Sheindlin comes to terms with Big Ticket TV
A potential TV courtroom standoff has been averted now that Judy Sheindlin, aka Judge Judy, apparently has come to terms on a contract renegotiation with Big Ticket Television, the producer of her top-rated syndie courtshow strip.
Word surfaced over the weekend that Sheindlin was threatening to not return to the show unless she was given a participation stake. Production of “Judge Judy,” now on a skedded hiatus, resumes at the end of April.
Sheindlin could not be reached for comment Monday. A rep for Big Ticket prexy Larry Lyttle said the firm “has a contract” with Sheindlin, but he refused to comment on specifics of the negotiation. Sheindlin was expected to wing from New York to Los Angeles today to finalize the agreement.
Syndie-biz observers noted that Sheindlin is her own best bargaining chip in any contract renegotiation, as the feisty femme’s indomitable personality, sharp tongue and no-nonsense approach to TV justice have fueled the success of the show.
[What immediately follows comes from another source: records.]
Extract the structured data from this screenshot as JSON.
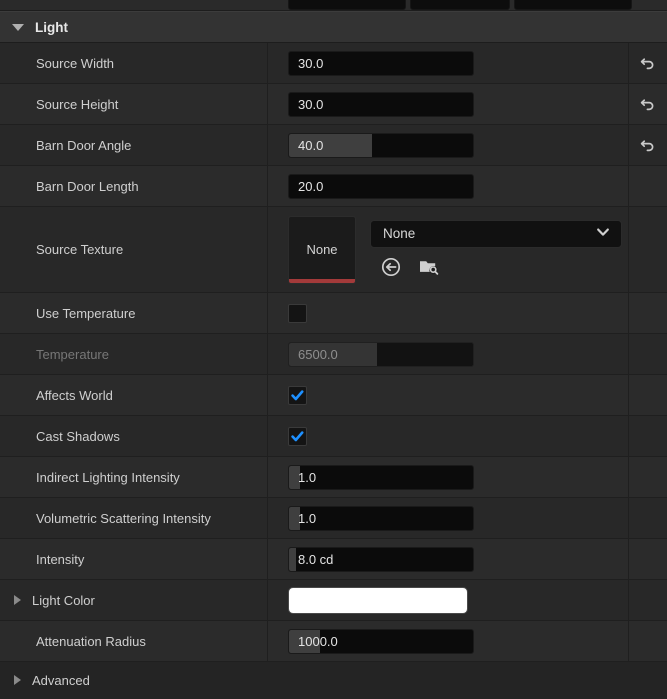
{
  "panel": {
    "category": {
      "title": "Light",
      "expanded": true,
      "expand_icon": "triangle-down-icon"
    },
    "advanced": {
      "label": "Advanced",
      "expanded": false,
      "expand_icon": "triangle-right-icon"
    }
  },
  "colors": {
    "accent_check": "#1e90ff",
    "thumb_bar": "#a33a3a",
    "light_color_swatch": "#ffffff",
    "header_bg": "#333333",
    "row_bg": "#282828"
  },
  "rows": [
    {
      "id": "source-width",
      "label": "Source Width",
      "type": "number",
      "value": "30.0",
      "fill_pct": 0,
      "reset_icon": "reset-arrow-icon",
      "has_reset": true
    },
    {
      "id": "source-height",
      "label": "Source Height",
      "type": "number",
      "value": "30.0",
      "fill_pct": 0,
      "reset_icon": "reset-arrow-icon",
      "has_reset": true
    },
    {
      "id": "barn-door-angle",
      "label": "Barn Door Angle",
      "type": "number",
      "value": "40.0",
      "fill_pct": 45,
      "reset_icon": "reset-arrow-icon",
      "has_reset": true
    },
    {
      "id": "barn-door-length",
      "label": "Barn Door Length",
      "type": "number",
      "value": "20.0",
      "fill_pct": 0,
      "has_reset": false
    },
    {
      "id": "source-texture",
      "label": "Source Texture",
      "type": "asset",
      "thumbnail_text": "None",
      "combo_value": "None",
      "combo_icon": "chevron-down-icon",
      "use_selected_icon": "use-selected-asset-icon",
      "browse_icon": "browse-to-asset-icon",
      "has_reset": false
    },
    {
      "id": "use-temperature",
      "label": "Use Temperature",
      "type": "checkbox",
      "checked": false,
      "has_reset": false
    },
    {
      "id": "temperature",
      "label": "Temperature",
      "type": "number",
      "value": "6500.0",
      "fill_pct": 48,
      "disabled": true,
      "has_reset": false
    },
    {
      "id": "affects-world",
      "label": "Affects World",
      "type": "checkbox",
      "checked": true,
      "check_icon": "checkmark-icon",
      "has_reset": false
    },
    {
      "id": "cast-shadows",
      "label": "Cast Shadows",
      "type": "checkbox",
      "checked": true,
      "check_icon": "checkmark-icon",
      "has_reset": false
    },
    {
      "id": "indirect-lighting-intensity",
      "label": "Indirect Lighting Intensity",
      "type": "number",
      "value": "1.0",
      "fill_pct": 6,
      "has_reset": false
    },
    {
      "id": "volumetric-scattering-intensity",
      "label": "Volumetric Scattering Intensity",
      "type": "number",
      "value": "1.0",
      "fill_pct": 6,
      "has_reset": false
    },
    {
      "id": "intensity",
      "label": "Intensity",
      "type": "number",
      "value": "8.0 cd",
      "fill_pct": 4,
      "has_reset": false
    },
    {
      "id": "light-color",
      "label": "Light Color",
      "type": "color",
      "swatch": "#ffffff",
      "expandable": true,
      "expand_icon": "triangle-right-icon",
      "has_reset": false
    },
    {
      "id": "attenuation-radius",
      "label": "Attenuation Radius",
      "type": "number",
      "value": "1000.0",
      "fill_pct": 17,
      "has_reset": false
    }
  ]
}
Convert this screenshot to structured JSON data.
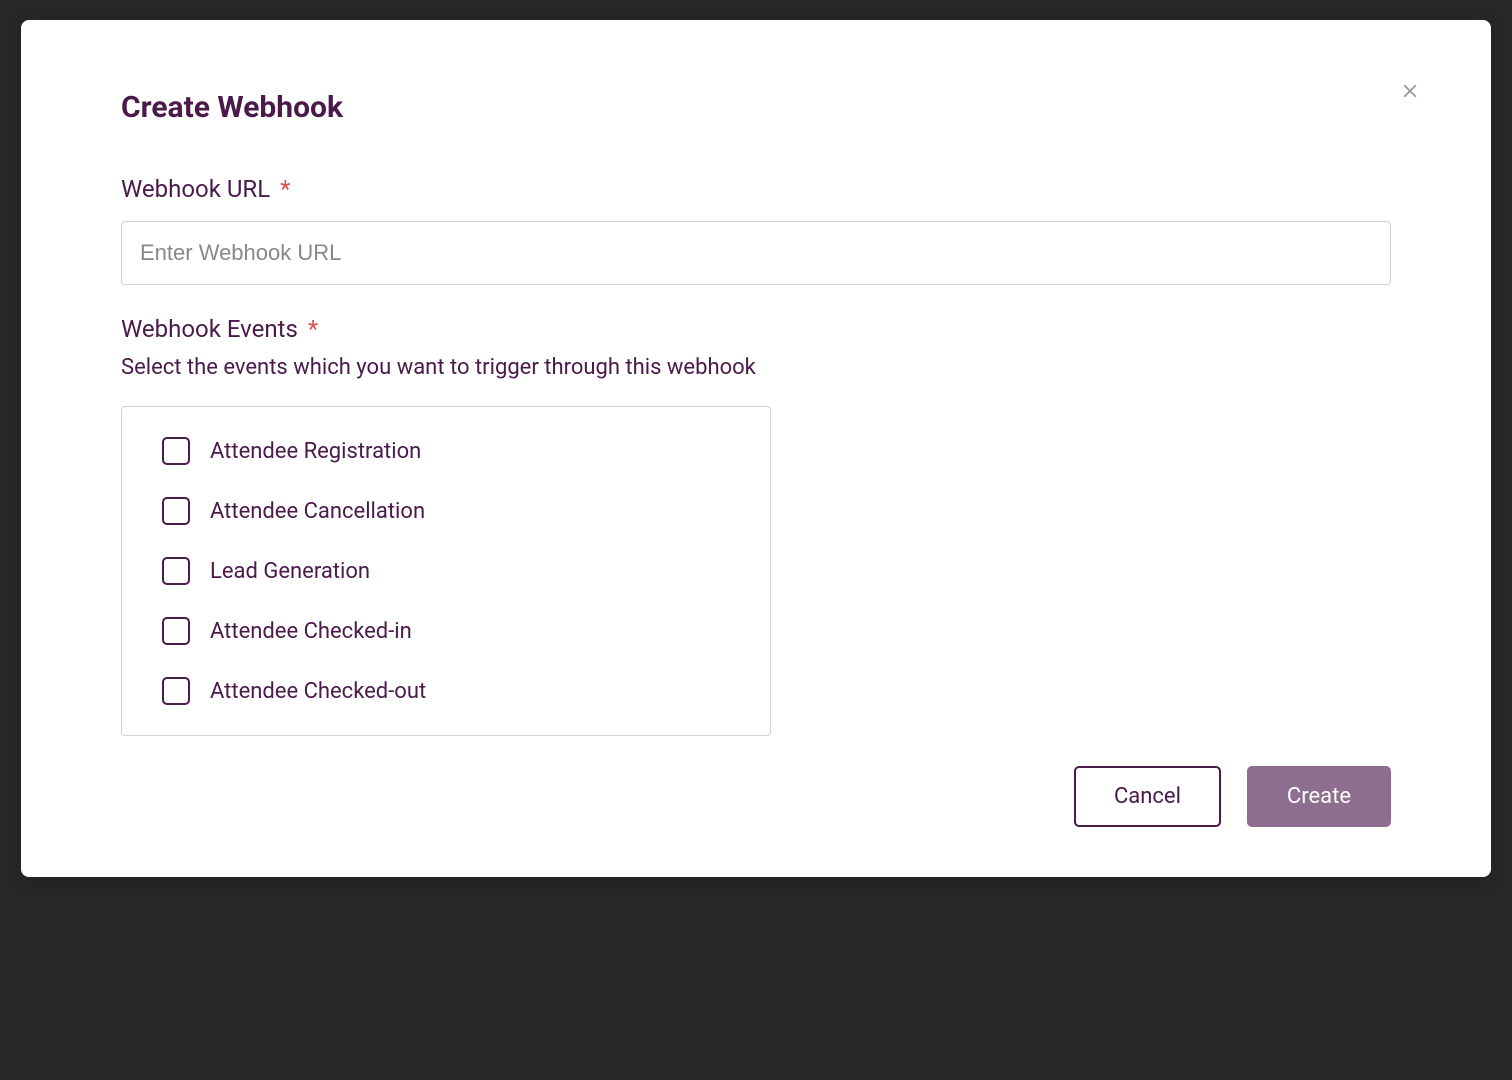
{
  "modal": {
    "title": "Create Webhook",
    "url_field": {
      "label": "Webhook URL",
      "required_marker": "*",
      "placeholder": "Enter Webhook URL",
      "value": ""
    },
    "events_field": {
      "label": "Webhook Events",
      "required_marker": "*",
      "description": "Select the events which you want to trigger through this webhook",
      "options": [
        {
          "label": "Attendee Registration",
          "checked": false
        },
        {
          "label": "Attendee Cancellation",
          "checked": false
        },
        {
          "label": "Lead Generation",
          "checked": false
        },
        {
          "label": "Attendee Checked-in",
          "checked": false
        },
        {
          "label": "Attendee Checked-out",
          "checked": false
        }
      ]
    },
    "buttons": {
      "cancel": "Cancel",
      "create": "Create"
    }
  }
}
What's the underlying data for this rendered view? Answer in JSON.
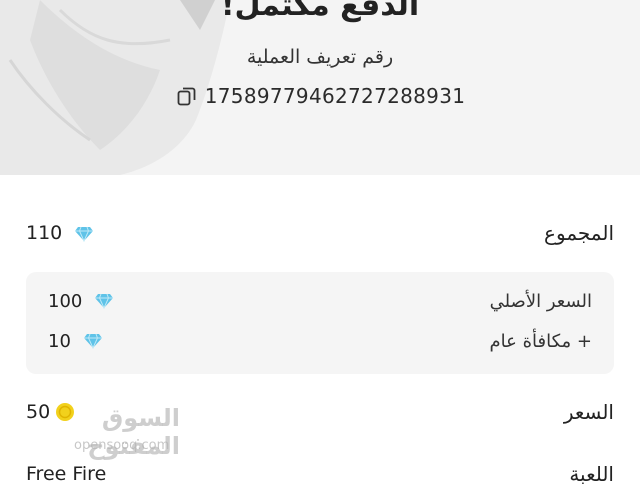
{
  "header": {
    "title": "الدفع مكتمل!",
    "transaction_label": "رقم تعريف العملية",
    "transaction_id": "17589779462727288931",
    "copy_icon": "copy-icon"
  },
  "summary": {
    "total_label": "المجموع",
    "total_value": "110",
    "currency_icon": "diamond-icon",
    "breakdown": [
      {
        "label": "السعر الأصلي",
        "value": "100"
      },
      {
        "label": "+ مكافأة عام",
        "value": "10"
      }
    ],
    "price_label": "السعر",
    "price_value": "50",
    "price_icon": "coin-icon",
    "game_label": "اللعبة",
    "game_value": "Free Fire"
  },
  "watermark": {
    "main": "السوق المفتوح",
    "sub": "opensooq.com"
  },
  "colors": {
    "header_bg": "#f4f4f4",
    "breakdown_bg": "#f5f5f5",
    "diamond": "#5fc3e8",
    "coin": "#f2d11c"
  }
}
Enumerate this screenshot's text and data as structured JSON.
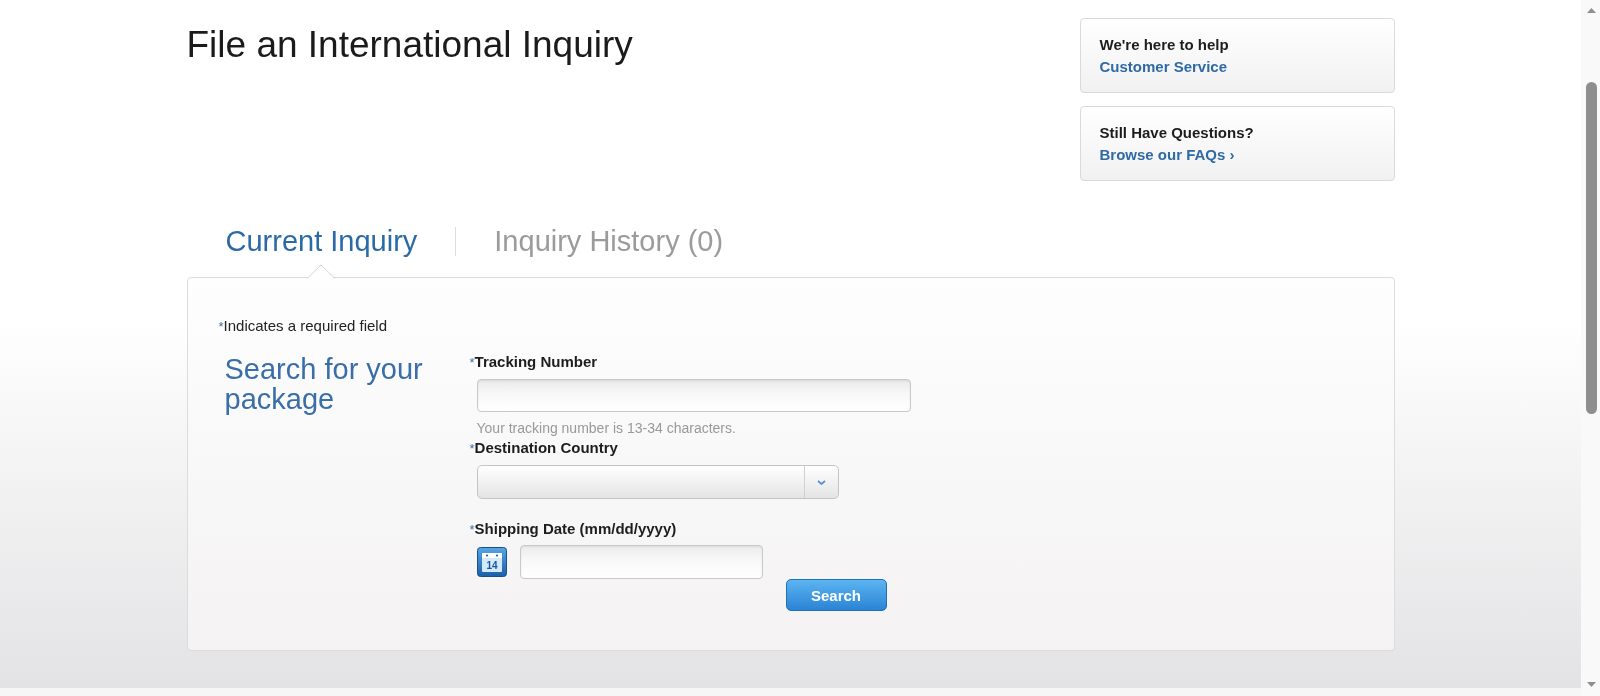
{
  "page_title": "File an International Inquiry",
  "help_cards": [
    {
      "heading": "We're here to help",
      "link": "Customer Service"
    },
    {
      "heading": "Still Have Questions?",
      "link": "Browse our FAQs ›"
    }
  ],
  "tabs": [
    {
      "label": "Current Inquiry",
      "selected": true
    },
    {
      "label": "Inquiry History (0)",
      "selected": false
    }
  ],
  "form": {
    "required_note": {
      "marker": "*",
      "text": "Indicates a required field"
    },
    "heading": "Search for your package",
    "fields": [
      {
        "kind": "text",
        "marker": "*",
        "label": "Tracking Number",
        "hint": "Your tracking number is 13-34 characters."
      },
      {
        "kind": "select",
        "marker": "*",
        "label": "Destination Country"
      },
      {
        "kind": "date",
        "marker": "*",
        "label": "Shipping Date (mm/dd/yyyy)",
        "calendar_day": "14"
      }
    ],
    "submit": "Search"
  }
}
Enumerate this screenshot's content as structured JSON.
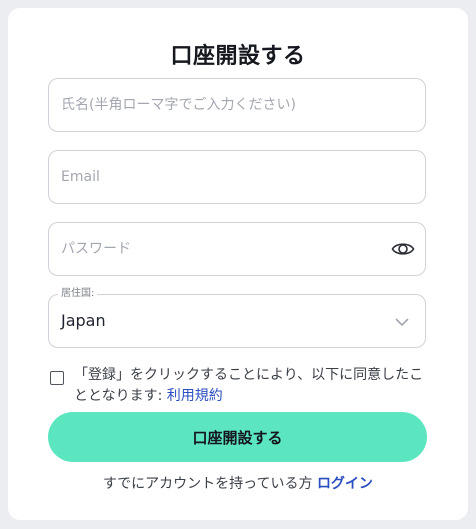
{
  "form": {
    "title": "口座開設する",
    "name_placeholder": "氏名(半角ローマ字でご入力ください)",
    "email_placeholder": "Email",
    "password_placeholder": "パスワード",
    "password_toggle_icon": "eye-icon",
    "country_label": "居住国:",
    "country_value": "Japan",
    "country_dropdown_icon": "chevron-down-icon",
    "consent_text": "「登録」をクリックすることにより、以下に同意したこととなります: ",
    "consent_link": "利用規約",
    "consent_checked": false,
    "submit_label": "口座開設する",
    "login_prompt": "すでにアカウントを持っている方 ",
    "login_link": "ログイン"
  },
  "colors": {
    "background": "#ecedf0",
    "card": "#ffffff",
    "accent": "#5ce6c0",
    "link": "#2b4ec0",
    "border": "#cfd2d8"
  }
}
Sheindlin logged 20 years as a Manhattan family court judge before a 1995 appearance on “60 Minutes” landed her a TV deal with Big Ticket.
“Judge Judy” got off to a slow start in 1996, but has blossomed over the past 18 months into a bona fide smash, surpassing even Oprah Winfrey and Jerry Springer on the Nielsen chart in recent weeks. That eye-popping growth has allowed Big Ticket and distrib Worldvision to command high-priced renewal deals with stations as well as higher coin from advertisers.
Once those deals kick in this fall, syndie vets project the strip could easily generate $50 million or more in annual revenue for Big Ticket, a unit of Spelling Entertainment. Big Ticket and the rest of the Spelling fold is about to be absorbed by Viacom’s Paramount TV Group under a stock buyout deal unveiled last week.